So I thought next year on our next trip to Normandy I try and use only colour film, just carrying my Leica M3 and Summicron 50mm. There is a possibility I might have a Leica Elmarit 90mm f2.8 lens as well in my camera bag if I can find a good example. I have both the Summicron 35mm lens plus two 50mm Summicron’s and for a long time now have been thinking about getting a Leica 90mm lens. Don’t not think I’ll be buying a Summicron 90mm non APO or APO versions as although it’s extremely good lens, it is enormous! The Elmarit 90mm f2.8 is far smaller with a E39 filter thread as my other Leica lenses and having seen the specifications on the Summicron 90mm lens I think will be like shooting a rangefinder with a house brick attached to the front of the camera. This lens weights in at 17.1 oz or 484 grams compared to the Tele-Elmarit of 7.957 oz./225.6g

Ken Rockwell review of the Summicron 90mm lens https://www.kenrockwell.com/leica/90mm-f2-m.htm


Onto the results of using Kodak Pro Image film, in a funny way to me this film look reminds me of the old Kodachrome in these pictures below. All pictures have been shot with no filters, shot with different light conditions and where exposed by using +1 stop with my Weston Euro Master lightmeter.

Click to enlarge images.

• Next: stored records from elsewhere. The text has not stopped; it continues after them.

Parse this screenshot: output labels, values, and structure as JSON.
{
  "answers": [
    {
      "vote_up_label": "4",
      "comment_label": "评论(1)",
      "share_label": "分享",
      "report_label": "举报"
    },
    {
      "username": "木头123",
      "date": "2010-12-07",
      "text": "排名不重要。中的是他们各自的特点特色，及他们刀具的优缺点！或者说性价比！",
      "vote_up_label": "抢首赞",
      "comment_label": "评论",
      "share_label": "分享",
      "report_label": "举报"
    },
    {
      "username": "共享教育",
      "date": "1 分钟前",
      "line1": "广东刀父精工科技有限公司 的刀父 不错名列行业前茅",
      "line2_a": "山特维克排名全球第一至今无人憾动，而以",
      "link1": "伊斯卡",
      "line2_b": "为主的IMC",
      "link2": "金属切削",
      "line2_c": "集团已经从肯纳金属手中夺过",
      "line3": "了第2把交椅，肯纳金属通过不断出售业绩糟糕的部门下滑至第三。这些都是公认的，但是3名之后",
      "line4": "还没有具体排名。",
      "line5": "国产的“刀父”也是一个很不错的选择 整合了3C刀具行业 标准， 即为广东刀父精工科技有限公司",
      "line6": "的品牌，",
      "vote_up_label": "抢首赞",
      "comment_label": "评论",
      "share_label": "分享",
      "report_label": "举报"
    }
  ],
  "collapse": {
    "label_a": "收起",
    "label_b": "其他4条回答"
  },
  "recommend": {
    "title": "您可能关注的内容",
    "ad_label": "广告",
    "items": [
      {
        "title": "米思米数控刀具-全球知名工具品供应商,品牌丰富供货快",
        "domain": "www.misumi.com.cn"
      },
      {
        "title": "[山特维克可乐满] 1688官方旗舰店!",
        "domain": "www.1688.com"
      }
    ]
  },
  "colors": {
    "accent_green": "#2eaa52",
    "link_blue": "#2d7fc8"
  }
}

I used various C41 films over the years, I think mostly either AGFA Vista 200, Fujifilm Superia 200 or Kodak Color Plus 200 but like many I miss the good old days being able to purchase reasonably priced 100 ASA colour print films. There are of course a few options on the market, Kodak Professional Ektar 100 is a great film but the colours look a little rich for my taste, Kodak Portra 160 Film for a pack of five is twice the price of the Pro Image film pack. Another option would be to use a slide film like Kodak Professional Ektachrome E100 but the price at £15 or $19 a roll with the processing cost on top seems somewhat high and to me looks as it would be better used for high end portraits or landscape images as would any of the dwindling offerings from Fuji’s Fujichrome stable. 

Recently I purchase a five pack of Kodak’s Pro Image 100 film and am pretty pleased with the results of this first test roll. I don’t do reviews but this film I found to give a very good render of all the colours I observed when shooting this film. The only issue I found was during scanning with my Nikon Coolscan V scanner was I did find the images appear with a blue cast and never noticed this with either Agfa Vista or Kodak’s Color Plus films. This was corrected easily with Gimp 2.8 and the only other step I had to undertake was a little straightening on some of the pictures.

One simple click of Gimp’s white balance control cured the blue cast.

All images taken on my Leica M3 with the Summicron 50mm f/2 on Kodak Pro Image 100 film in October of this year.

Development of this film was done by https://www.ag-photolab.co.uk/

Robin Schimko website: https://www.fotodesign-rs.de/